Patenting your idea can be a tedious process, especially if you are not familiar with intellectual property. To start, it is important to make sure a patent is what you actually need—not a copyright or a trademark. What’s the difference? A patent granted by the U.S. government will acts as a prohibition against making, using, or selling any devices within the scope of the issued claims.

There are three different types of patents: a utility patent (a new and useful machine, process, etc.), a design patent (for ornamental designs) or plant patent (for a new and distinct variety of plant). Patents cannot be used to protect abstract ideas or artistic works, which may instead be eligible for copyright.

When you decide what kind of patent application you will need, you should write down every possible thing you can about your idea. Break down every element and feature as thoroughly as possible, leaving nothing to the imagination. What problem will your invention solve? What makes it different from the other devices you are aware of?

Once you have your invention clearly detailed and defined, you will need the help of a patent attorney to help guide you through the process. A patent attorney may suggest a patent search to locate any existing patents and prior art that may make your invention difficult to patent. Among other resources, a patent attorney may use www.uspto.gov as a search tool.

In addition, consider how you will sell your device. What is your market? Who will be interested in your product?

When it comes to searching patents, the assistance of a patent lawyer can save you a large deal of time and stress because they know the system and how it works.

Patenting your idea is challenging, and sometimes expensive, process. It is important to make sure you have a knowledgeable industry professional to mentor you through the process to avoid careless mistakes. For more information or to set up a consultation in the Largo or Clearwater areas, give us a call at Larson & Larson today: 727-546-0660.

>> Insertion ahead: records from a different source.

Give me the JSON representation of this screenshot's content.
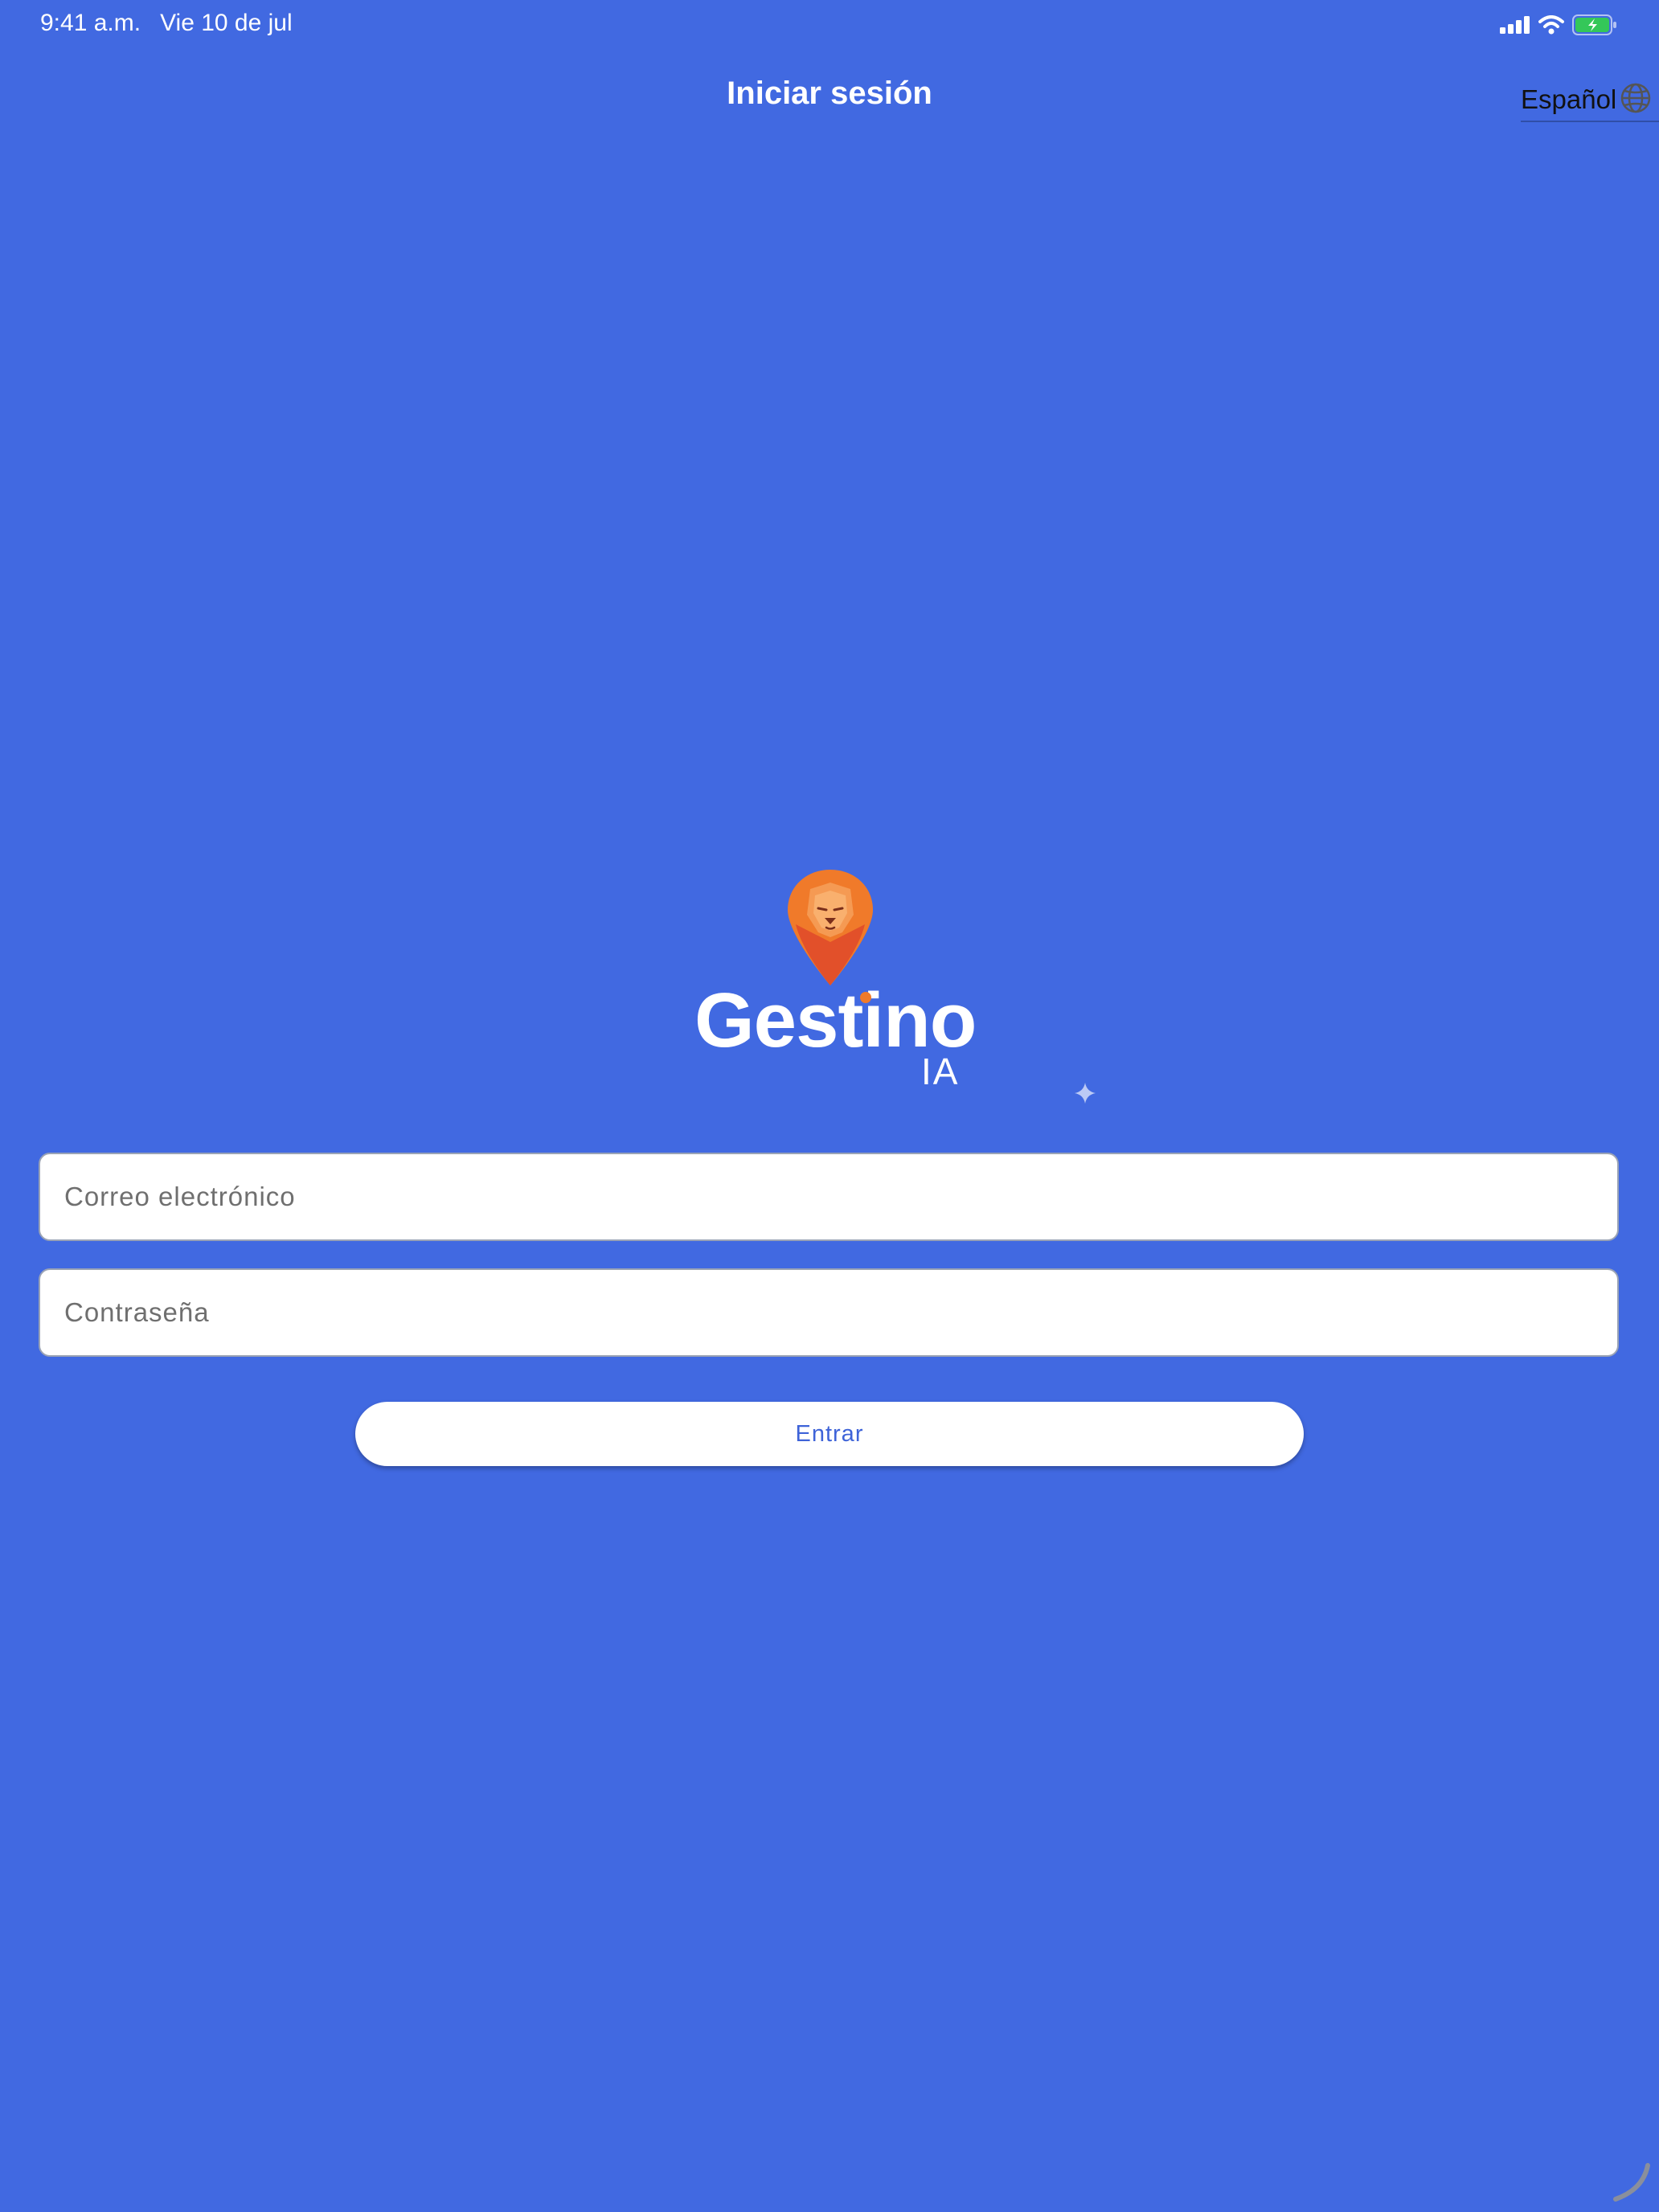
{
  "status_bar": {
    "time": "9:41 a.m.",
    "date": "Vie 10 de jul"
  },
  "header": {
    "title": "Iniciar sesión",
    "language": "Español"
  },
  "logo": {
    "name": "Gestino",
    "suffix": "IA"
  },
  "form": {
    "email_placeholder": "Correo electrónico",
    "password_placeholder": "Contraseña",
    "submit_label": "Entrar"
  },
  "colors": {
    "background": "#4169E1",
    "accent_orange": "#F07A2A",
    "battery_green": "#34C759",
    "button_text": "#3E63D8"
  },
  "icons": {
    "signal": "cellular-signal-icon",
    "wifi": "wifi-icon",
    "battery": "battery-charging-icon",
    "language": "globe-icon",
    "logo": "lion-pin-icon",
    "sparkle": "sparkle-icon"
  }
}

2016-11-09T16:48:02+00:00February 19th, 2014|Intellectual Property, Patents|